Motorcycle Safety Awareness Month: Motorcycle Safety Foundation Calls on all Motorists to Improve Their Driving and Riding and Increase Safety
IRVINE, CA--May 4, 2011: May is Motorcycle Safety Awareness Month and the Motorcycle Safety Foundation is again calling on all motorists to improve their driving, improve their riding, make better decisions and increase safety for everyone on the road. The national organization dedicated to motorcyclist safety is leading a number of efforts to raise awareness, reduce injuries and save lives.
“Through our ongoing awareness campaign, through our training and education programs, we strive to make better, smarter drivers and riders, who make wiser decisions, share the roads, and really improve their character out on the highway”
"Through our ongoing awareness campaign, through our training and education programs, we strive to make better, smarter drivers and riders, who make wiser decisions, share the roads, and really improve their character out on the highway," said Tim Buche, MSF president and chief executive officer. "Driving's a privilege, so is riding, and it's also fun. But it's serious fun. Across the country, motorcycle related fatalities have declined over the past two years, according to a report issued by the Governors Highway Safety Association. However, one fatality is one too many and we must all do much, much better."
Motorcycle Safety Awareness Month is a reminder to everyone behind the wheel or behind the handlebars to be aware of their surroundings and take a few very important precautions. Because the human element is the most important aspect of traffic safety, the MSF presents five key rules of the road for drivers and five for motorcyclists.
1: Focus on driving-- Don't be distracted. Never text or surf the Web while driving. Put down the cell phone or mobile device. Food, pets and even passengers can be bad distractions.
2: Look for motorcyclists -- Motorcycles are smaller than other vehicles and are often harder to see. But motorcyclists are out there and you should expect to see them and make every effort to see them in the mix of traffic.
3: Give motorcyclists enough room -- Keep a safe distance when following a motorcyclist. Don't change lanes too close in front of a rider. Motorcyclists generally don't just have fender-benders in collisions with cars.

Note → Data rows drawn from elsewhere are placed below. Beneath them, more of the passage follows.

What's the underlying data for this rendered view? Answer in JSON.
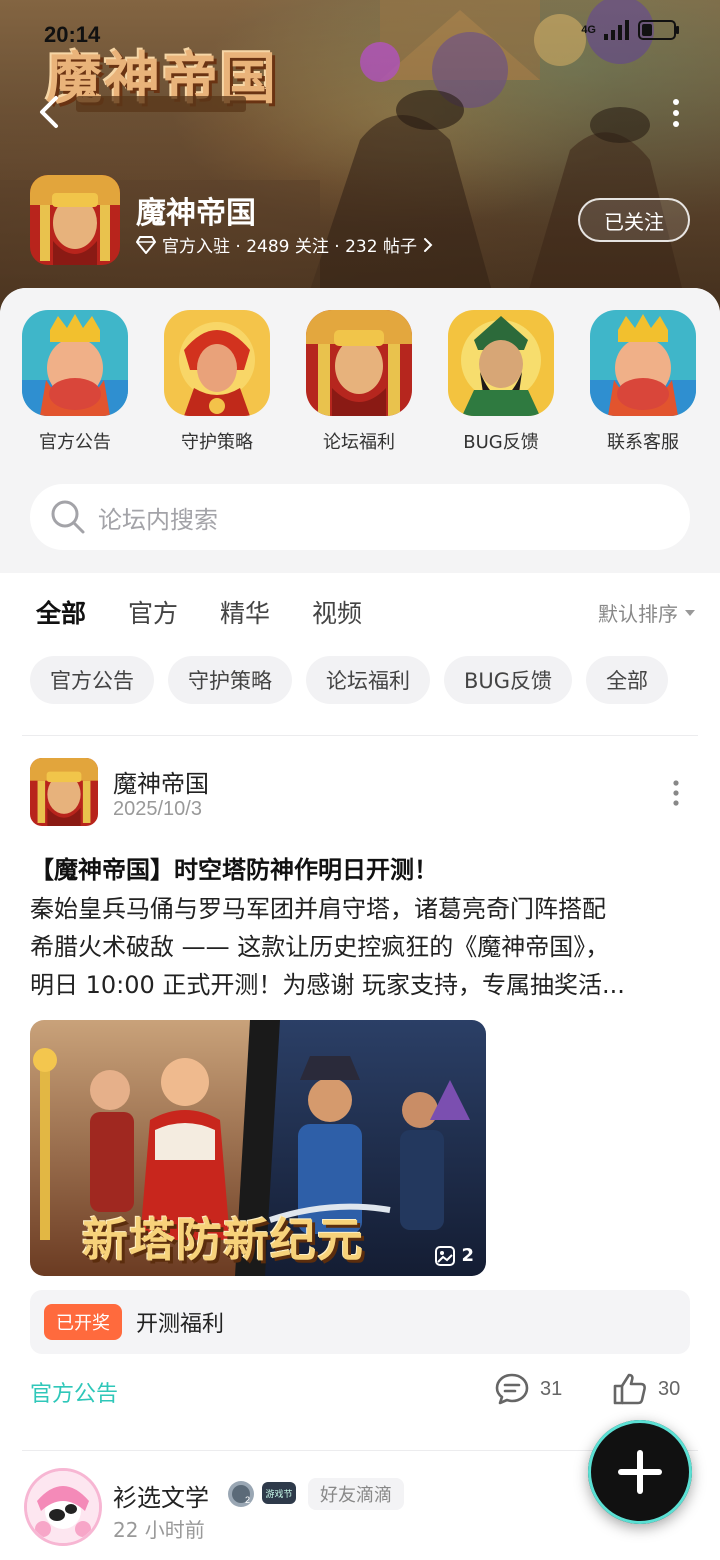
{
  "status": {
    "time": "20:14",
    "network": "4G"
  },
  "header": {
    "logo_text": "魔神帝国",
    "game_name": "魔神帝国",
    "meta": "官方入驻 · 2489 关注 · 232 帖子",
    "follow_label": "已关注"
  },
  "quick_links": [
    {
      "label": "官方公告",
      "icon": "king-icon"
    },
    {
      "label": "守护策略",
      "icon": "red-hero-icon"
    },
    {
      "label": "论坛福利",
      "icon": "emperor-icon"
    },
    {
      "label": "BUG反馈",
      "icon": "guan-yu-icon"
    },
    {
      "label": "联系客服",
      "icon": "king-icon"
    }
  ],
  "search": {
    "placeholder": "论坛内搜索"
  },
  "tabs": [
    "全部",
    "官方",
    "精华",
    "视频"
  ],
  "active_tab": "全部",
  "sort_label": "默认排序",
  "chips": [
    "官方公告",
    "守护策略",
    "论坛福利",
    "BUG反馈",
    "全部"
  ],
  "post": {
    "author": "魔神帝国",
    "date": "2025/10/3",
    "title": "【魔神帝国】时空塔防神作明日开测！",
    "body_lines": [
      "秦始皇兵马俑与罗马军团并肩守塔，诸葛亮奇门阵搭配",
      "希腊火术破敌 —— 这款让历史控疯狂的《魔神帝国》，",
      "明日 10:00 正式开测！为感谢 玩家支持，专属抽奖活..."
    ],
    "image_text": "新塔防新纪元",
    "image_count": "2",
    "lottery_badge": "已开奖",
    "lottery_text": "开测福利",
    "tag": "官方公告",
    "comments": "31",
    "likes": "30"
  },
  "next_post": {
    "author": "衫选文学",
    "time": "22 小时前",
    "friend_tag": "好友滴滴",
    "game_badge": "游戏节"
  },
  "colors": {
    "accent": "#2fd3c2",
    "lottery": "#ff6a3d",
    "tag": "#2fc7b9"
  }
}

4: Use your turn signals - Always signal your intentions. It's for everyone's safety and it's also the law.
5: Keep it in the car -- Trash, including cigarette butts, should stay in the car, not thrown out where it could hit a motorcyclist. Road debris can kill a rider. Heavier items, especially, should be kept inside the car or truck or should be very well secured.
1: Get properly trained and licensed -- Half of all riders today have never taken a proper safety class such as the Motorcycle Safety Foundation's Basic RiderCourseSM. Along with training, get your motorcycle license from the DMV.
2: Wear all the right gear, all the time - Always wear a real motorcycle helmet manufactured to the standards of the Department of Transportation. Visit Helmet Check to ensure you have a proper helmet. But that's not enough. Also wear sturdy gloves, a jacket or riding suit, protective pants and boots, all made for motorcycling. Ideally, no one riding a motorcycle should have any visible skin, other than a small amount between the bottom of their helmet and the collar of their jacket.
3: Don't drink and ride -- Never, ever ride while impaired by alcohol or any kind of drug. Bikes, beer and booze don't mix. Nearly half of all riders killed in motorcycle crashes had been drinking.
4: Ride Safely-- Don't ride faster or farther than your abilities can handle.
5: Be a lifelong learner -- Take refresher RiderCourses. No matter how often you ride or how long you've been riding, take advanced courses to brush up on the basics and keep working on improving your skills. The MSF has an extensive curriculum with courses for all riders from beginner to experienced.
The Motorcycle Safety Foundation promotes safety through rider training and education, operator licensing tests and public information programs. The MSF works with the federal government, state agencies, the military and others to offer training for all skill levels so riders can enjoy a lifetime of safe, responsible motorcycling. Standards established by the MSF have been recognized worldwide since 1973.
The MSF is a not-for-profit organization sponsored by BMW, BRP, Ducati, Harley-Davidson, Honda, Kawasaki, KTM, Piaggio, Suzuki, Triumph, Victory and Yamaha. For safety information or to enroll in the RiderCourseSM nearest you, visit MSF USA or call (800) 446-9227.